The energy sector is undoubtedly in the midst of a vital period in its history, and one body has taken the opportunity to warn chiefs throughout the sector that nuclear power is not necessarily the key to every issue. A spokeswoman for the Centre for Alternative Technology (CAT) explained that it should be remembered that nuclear power is not a renewable energy supply and should not be treated as one. Indeed, as uranium supplies continue to diminish and breeder reactor programmes fail, nuclear power "will not be able to make a long-term contribution" to the energy needs of a constantly evolving planet. She went on to note that nuclear solutions offer no fast or reliable answers to the energy market. After all, every nuclear power station that is planned and approved takes at least ten years to build, so it is difficult to make rapid progress. Despite these obstacles, the UK government is keen to utilise nuclear energy, along with its existing commitment to renewables. But this is a strategy that confuses the CAT representative. "Nuclear energy is not cost-effective with its high cost, long construction time, high environmental risk and problems resulting from waste management. It is an extremely expensive process that can only exist with government subsidy. In the UK, for example, the cost of dealing with the unwanted debris of the nuclear industry is officially estimated at about £43 billion," she stated. With so much expense associated, it may be wise for energy industry bosses to ensure their focus is spread across many types of power generation, including all those that offer a renewable nature. This may be the best strategy if long-term success is to be achieved by any particular body. The spokeswoman went on to suggest that another disadvantage of relying on nuclear power rather than renewable sources is that it tends to have a negative impact on the environment, human health in areas around plants and society as a whole.
Following the Brexit vote in June last year, many experts predicted that markets would continue to fall leaving salaries stagnating and even falling in some sectors. Data shows the pace at which new jobs are being created is still slower than in 2014, with economic growth affected by the
Today we interviewed Julian Taylor, the Head of the Water Team at Anglo. He shares his thoughts on the water industry and gives some useful advice to professionals who are working in the Water and Wastewater industries. A: What is your professional background?
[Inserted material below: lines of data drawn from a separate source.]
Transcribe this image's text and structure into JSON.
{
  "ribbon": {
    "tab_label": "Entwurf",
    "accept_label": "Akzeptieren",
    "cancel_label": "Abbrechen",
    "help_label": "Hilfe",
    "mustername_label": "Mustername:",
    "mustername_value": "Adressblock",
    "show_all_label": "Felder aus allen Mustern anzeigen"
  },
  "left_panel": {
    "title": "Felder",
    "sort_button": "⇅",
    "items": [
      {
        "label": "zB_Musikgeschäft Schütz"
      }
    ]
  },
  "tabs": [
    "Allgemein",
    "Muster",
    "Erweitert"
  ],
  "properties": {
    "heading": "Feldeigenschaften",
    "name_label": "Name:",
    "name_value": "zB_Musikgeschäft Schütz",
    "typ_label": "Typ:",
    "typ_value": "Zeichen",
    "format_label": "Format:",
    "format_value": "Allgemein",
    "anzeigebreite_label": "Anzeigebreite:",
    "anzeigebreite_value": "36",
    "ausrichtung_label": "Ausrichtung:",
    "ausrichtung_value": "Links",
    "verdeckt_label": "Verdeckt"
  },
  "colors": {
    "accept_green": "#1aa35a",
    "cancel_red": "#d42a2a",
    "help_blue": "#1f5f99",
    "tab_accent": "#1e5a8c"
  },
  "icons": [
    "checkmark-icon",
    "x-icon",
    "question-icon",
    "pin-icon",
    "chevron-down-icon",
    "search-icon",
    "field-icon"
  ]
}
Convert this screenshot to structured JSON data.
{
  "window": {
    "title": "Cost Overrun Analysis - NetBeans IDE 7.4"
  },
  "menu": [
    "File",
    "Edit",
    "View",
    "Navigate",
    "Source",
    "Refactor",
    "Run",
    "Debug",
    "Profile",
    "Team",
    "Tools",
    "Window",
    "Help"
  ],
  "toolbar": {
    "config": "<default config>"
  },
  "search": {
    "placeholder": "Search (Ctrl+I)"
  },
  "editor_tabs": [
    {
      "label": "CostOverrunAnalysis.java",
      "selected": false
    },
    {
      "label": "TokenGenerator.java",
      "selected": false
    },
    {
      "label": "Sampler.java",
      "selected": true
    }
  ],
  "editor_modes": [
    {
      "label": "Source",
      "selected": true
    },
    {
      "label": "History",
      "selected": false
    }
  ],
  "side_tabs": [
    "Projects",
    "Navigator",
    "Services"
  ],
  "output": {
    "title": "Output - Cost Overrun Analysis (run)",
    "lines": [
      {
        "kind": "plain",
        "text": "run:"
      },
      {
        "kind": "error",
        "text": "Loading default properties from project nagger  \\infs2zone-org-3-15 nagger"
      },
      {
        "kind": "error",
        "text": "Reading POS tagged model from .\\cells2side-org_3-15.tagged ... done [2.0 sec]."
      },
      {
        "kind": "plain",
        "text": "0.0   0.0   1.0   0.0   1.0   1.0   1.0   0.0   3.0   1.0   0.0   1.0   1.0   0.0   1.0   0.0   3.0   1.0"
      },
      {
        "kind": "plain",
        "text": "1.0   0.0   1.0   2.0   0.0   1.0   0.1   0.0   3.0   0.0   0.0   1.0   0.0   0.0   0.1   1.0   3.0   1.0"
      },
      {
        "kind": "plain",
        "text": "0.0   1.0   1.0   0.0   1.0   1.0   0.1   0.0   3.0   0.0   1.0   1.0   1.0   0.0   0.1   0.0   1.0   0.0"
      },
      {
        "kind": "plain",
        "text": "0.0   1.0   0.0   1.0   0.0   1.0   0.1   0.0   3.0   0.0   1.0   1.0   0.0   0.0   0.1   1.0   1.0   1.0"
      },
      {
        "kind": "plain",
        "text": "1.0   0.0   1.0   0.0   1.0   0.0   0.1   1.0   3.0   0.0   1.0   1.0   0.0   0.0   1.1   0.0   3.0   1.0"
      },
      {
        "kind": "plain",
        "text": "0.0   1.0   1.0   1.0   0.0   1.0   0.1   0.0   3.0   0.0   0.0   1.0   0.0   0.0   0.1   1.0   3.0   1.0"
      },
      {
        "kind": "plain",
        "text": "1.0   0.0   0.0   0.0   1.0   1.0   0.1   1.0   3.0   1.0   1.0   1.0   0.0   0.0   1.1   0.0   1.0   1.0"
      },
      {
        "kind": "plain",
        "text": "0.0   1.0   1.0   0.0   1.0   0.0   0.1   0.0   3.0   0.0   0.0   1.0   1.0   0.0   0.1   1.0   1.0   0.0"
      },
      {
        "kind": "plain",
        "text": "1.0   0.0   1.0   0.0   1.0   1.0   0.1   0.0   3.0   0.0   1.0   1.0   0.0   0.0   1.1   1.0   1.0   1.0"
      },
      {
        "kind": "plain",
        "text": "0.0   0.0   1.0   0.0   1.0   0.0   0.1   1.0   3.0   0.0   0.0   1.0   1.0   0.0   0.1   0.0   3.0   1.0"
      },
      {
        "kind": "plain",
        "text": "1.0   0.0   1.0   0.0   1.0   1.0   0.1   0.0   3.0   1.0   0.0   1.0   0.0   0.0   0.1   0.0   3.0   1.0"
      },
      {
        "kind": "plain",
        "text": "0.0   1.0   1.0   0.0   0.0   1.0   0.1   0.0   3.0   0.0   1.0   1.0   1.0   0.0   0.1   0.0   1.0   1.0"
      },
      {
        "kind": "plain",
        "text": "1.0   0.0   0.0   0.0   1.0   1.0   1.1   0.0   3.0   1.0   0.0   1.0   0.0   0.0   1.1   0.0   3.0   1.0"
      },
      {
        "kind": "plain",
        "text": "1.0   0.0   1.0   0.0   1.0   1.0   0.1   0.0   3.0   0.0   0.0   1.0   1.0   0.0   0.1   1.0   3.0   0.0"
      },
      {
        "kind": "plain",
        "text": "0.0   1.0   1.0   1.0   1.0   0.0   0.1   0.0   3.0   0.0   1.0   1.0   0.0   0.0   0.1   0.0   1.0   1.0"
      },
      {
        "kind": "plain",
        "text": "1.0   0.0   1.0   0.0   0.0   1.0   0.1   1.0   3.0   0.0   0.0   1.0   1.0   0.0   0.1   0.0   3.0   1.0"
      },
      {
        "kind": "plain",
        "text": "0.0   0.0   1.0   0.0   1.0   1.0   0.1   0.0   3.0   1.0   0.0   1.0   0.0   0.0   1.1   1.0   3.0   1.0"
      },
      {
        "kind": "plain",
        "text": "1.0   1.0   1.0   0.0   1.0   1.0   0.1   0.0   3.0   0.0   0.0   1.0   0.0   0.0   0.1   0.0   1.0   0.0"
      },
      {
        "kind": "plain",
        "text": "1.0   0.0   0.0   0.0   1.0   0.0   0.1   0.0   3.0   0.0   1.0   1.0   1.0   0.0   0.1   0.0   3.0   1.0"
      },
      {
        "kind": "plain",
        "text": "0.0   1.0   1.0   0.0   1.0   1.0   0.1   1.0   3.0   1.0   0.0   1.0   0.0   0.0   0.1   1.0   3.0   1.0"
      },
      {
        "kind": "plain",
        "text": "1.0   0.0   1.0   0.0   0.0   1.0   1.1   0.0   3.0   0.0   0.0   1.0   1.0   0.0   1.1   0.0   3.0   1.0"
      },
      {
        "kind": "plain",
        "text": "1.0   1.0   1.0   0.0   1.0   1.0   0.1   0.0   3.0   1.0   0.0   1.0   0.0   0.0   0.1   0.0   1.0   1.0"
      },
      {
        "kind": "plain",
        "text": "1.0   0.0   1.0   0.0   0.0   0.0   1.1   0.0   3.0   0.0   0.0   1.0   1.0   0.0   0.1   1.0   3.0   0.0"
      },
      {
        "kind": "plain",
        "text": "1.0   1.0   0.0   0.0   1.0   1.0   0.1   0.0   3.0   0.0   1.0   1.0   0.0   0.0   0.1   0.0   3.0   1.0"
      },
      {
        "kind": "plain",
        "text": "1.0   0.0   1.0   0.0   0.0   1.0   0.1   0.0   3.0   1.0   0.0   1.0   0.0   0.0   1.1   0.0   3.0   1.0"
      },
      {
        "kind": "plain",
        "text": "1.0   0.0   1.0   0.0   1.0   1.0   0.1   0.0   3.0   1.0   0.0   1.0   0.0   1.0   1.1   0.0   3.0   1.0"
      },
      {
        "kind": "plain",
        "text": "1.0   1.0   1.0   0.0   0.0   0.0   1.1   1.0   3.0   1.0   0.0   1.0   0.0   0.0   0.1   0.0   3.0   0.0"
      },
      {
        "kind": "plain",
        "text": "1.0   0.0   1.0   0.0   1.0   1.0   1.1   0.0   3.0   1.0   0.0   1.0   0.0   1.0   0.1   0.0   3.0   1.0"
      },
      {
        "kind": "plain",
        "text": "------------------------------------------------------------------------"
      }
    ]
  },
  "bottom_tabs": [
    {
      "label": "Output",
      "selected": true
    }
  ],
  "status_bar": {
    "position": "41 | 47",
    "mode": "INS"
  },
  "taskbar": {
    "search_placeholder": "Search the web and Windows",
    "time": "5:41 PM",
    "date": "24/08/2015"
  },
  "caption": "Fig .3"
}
J: Well, I have been in
According to the latest women in engineering statistics from EngineeringUK 2017 report “women make up only 1 in 8 of those in engineering occupations and less than 1 in 10 of those in an engineering role within an engineering company”. Would having more women engineers help tackle